A photo of WCCO television weather man Bud Kraehling in the "Shell Wather Tower."
In the late 1950s and early 1960s, WCCO's weatherman Bud Kraehling delivered his forecasts from the "Shell Weather Tower." On rainy, stormy and snowy nights, special effects created the illusion that he was outside braving the elements. In reality, the camera would pan a three-foot sketch of the tower at the opening of the program. The inside of the tower was a small studio set. Courtesy Bud Kraehling.
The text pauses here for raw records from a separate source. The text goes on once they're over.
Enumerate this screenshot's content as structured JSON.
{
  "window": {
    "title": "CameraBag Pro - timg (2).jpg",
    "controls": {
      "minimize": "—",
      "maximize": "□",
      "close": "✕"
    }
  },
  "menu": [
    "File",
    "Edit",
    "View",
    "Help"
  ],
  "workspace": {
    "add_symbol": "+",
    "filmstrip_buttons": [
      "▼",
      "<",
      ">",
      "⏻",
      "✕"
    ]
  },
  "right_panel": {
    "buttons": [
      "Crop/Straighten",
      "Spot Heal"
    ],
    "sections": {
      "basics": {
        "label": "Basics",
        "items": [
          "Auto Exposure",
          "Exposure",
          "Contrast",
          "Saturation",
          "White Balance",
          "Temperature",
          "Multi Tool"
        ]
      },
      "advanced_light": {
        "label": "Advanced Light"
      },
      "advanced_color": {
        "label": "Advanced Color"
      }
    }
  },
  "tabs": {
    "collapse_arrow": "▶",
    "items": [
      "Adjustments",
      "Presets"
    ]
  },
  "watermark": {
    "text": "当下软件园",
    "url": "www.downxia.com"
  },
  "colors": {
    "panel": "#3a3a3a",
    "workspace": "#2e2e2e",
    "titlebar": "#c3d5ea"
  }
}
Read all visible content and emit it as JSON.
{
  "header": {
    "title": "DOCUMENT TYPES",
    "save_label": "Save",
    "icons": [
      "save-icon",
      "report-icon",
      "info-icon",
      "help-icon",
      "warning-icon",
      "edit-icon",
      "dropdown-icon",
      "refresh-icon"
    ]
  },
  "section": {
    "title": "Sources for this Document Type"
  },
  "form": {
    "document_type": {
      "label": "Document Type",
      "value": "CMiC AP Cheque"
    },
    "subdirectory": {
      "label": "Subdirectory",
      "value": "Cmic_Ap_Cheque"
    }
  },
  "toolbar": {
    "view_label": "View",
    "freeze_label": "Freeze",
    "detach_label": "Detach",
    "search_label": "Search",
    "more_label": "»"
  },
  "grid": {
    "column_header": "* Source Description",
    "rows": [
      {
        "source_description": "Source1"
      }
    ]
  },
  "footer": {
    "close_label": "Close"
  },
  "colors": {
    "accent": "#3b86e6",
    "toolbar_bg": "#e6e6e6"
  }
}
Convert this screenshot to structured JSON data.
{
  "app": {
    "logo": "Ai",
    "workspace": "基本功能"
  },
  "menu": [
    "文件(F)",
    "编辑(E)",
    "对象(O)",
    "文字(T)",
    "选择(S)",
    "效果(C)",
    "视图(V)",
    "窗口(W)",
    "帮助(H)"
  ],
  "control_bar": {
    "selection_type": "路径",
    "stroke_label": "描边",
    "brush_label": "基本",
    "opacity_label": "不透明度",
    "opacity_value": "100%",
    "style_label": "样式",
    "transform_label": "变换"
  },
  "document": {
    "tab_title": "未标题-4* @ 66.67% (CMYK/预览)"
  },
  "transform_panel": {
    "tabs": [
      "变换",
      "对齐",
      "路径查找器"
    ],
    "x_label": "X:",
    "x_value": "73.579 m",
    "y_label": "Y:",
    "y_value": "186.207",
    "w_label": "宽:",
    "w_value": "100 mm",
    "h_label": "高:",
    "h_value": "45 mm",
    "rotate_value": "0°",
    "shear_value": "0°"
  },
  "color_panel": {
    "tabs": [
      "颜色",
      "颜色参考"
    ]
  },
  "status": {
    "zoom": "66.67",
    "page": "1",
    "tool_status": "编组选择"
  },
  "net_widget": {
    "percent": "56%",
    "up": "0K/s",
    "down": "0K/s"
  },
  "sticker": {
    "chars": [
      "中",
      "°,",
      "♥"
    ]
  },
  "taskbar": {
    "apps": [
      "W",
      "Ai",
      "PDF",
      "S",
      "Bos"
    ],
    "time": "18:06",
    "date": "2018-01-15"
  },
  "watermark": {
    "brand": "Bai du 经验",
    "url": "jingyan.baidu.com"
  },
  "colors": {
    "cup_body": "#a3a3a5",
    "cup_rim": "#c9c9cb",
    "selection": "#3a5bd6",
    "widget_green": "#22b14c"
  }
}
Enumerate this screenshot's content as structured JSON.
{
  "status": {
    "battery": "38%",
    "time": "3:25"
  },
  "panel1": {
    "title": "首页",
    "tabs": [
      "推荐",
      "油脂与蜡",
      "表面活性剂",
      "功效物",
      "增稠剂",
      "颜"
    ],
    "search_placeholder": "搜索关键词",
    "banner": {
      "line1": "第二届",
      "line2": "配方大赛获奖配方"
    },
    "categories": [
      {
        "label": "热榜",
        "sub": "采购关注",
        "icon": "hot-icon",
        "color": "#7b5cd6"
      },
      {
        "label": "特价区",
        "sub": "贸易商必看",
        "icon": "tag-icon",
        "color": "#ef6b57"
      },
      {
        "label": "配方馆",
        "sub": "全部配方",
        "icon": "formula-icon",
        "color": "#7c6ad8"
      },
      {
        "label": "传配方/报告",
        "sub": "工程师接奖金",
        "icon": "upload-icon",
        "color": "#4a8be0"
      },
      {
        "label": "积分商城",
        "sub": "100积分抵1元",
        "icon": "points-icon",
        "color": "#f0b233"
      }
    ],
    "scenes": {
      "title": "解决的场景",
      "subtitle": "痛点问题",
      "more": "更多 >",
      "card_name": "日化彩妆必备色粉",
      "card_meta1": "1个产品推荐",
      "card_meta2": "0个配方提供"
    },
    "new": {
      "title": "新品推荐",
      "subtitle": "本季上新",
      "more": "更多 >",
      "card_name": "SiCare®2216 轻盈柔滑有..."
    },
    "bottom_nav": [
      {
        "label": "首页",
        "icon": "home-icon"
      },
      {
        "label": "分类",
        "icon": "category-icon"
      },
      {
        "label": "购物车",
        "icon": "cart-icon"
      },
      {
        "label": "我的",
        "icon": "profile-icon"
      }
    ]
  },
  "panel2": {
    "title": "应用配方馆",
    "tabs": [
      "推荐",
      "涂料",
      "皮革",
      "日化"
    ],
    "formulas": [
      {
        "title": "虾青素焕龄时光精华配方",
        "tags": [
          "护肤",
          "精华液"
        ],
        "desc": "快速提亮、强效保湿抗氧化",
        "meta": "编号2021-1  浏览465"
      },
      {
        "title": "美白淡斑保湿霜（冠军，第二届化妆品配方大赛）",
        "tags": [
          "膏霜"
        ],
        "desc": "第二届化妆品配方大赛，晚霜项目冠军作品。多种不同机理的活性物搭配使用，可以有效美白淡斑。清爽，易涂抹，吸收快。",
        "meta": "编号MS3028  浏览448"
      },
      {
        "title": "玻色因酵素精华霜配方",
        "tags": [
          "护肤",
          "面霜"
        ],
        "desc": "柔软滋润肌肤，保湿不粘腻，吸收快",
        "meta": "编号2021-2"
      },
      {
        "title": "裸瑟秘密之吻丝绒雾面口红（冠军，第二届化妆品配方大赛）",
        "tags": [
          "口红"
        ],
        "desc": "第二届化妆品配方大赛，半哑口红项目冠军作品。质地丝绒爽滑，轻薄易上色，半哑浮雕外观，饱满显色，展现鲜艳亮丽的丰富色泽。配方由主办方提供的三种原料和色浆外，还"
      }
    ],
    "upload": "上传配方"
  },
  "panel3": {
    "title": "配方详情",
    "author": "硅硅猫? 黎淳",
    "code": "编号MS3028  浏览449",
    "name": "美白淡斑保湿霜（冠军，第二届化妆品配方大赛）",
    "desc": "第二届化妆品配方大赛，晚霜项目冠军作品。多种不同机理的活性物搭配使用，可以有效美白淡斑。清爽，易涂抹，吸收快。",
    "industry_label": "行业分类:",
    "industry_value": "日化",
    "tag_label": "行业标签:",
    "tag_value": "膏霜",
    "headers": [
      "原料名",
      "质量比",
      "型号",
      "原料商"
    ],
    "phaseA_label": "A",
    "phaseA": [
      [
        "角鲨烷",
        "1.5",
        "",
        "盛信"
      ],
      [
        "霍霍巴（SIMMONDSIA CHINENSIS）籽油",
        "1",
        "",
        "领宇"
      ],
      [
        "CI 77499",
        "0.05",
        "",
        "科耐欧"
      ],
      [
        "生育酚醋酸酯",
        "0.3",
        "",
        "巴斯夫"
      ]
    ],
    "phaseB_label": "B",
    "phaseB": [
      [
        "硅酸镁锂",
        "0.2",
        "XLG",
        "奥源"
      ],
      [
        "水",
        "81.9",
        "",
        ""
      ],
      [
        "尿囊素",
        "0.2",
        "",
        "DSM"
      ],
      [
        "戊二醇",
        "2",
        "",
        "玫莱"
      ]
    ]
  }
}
P. J. Hoffstrom—known as "Hawf" and by trade a cartoonist for the St. Paul Pioneer Press—became KSTP's first television weatherman in 1948. Among Hawf's qualifications was an uncanny skill for drawing upside-down cartoons while reporting on the latest cold front. WTCN Channel 4 (now WCCO), which went on the air in July 1949, featured Bob Fransen as "The Weatherman." With grease pencil in hand, he drew lines and numbers on a U.S. map during his five-minute broadcasts. On Labor Day 1950, WTCN combined news, weather and sports in a single half-hour program. KSTP began its own nightly 10 p.m. newscast that fall.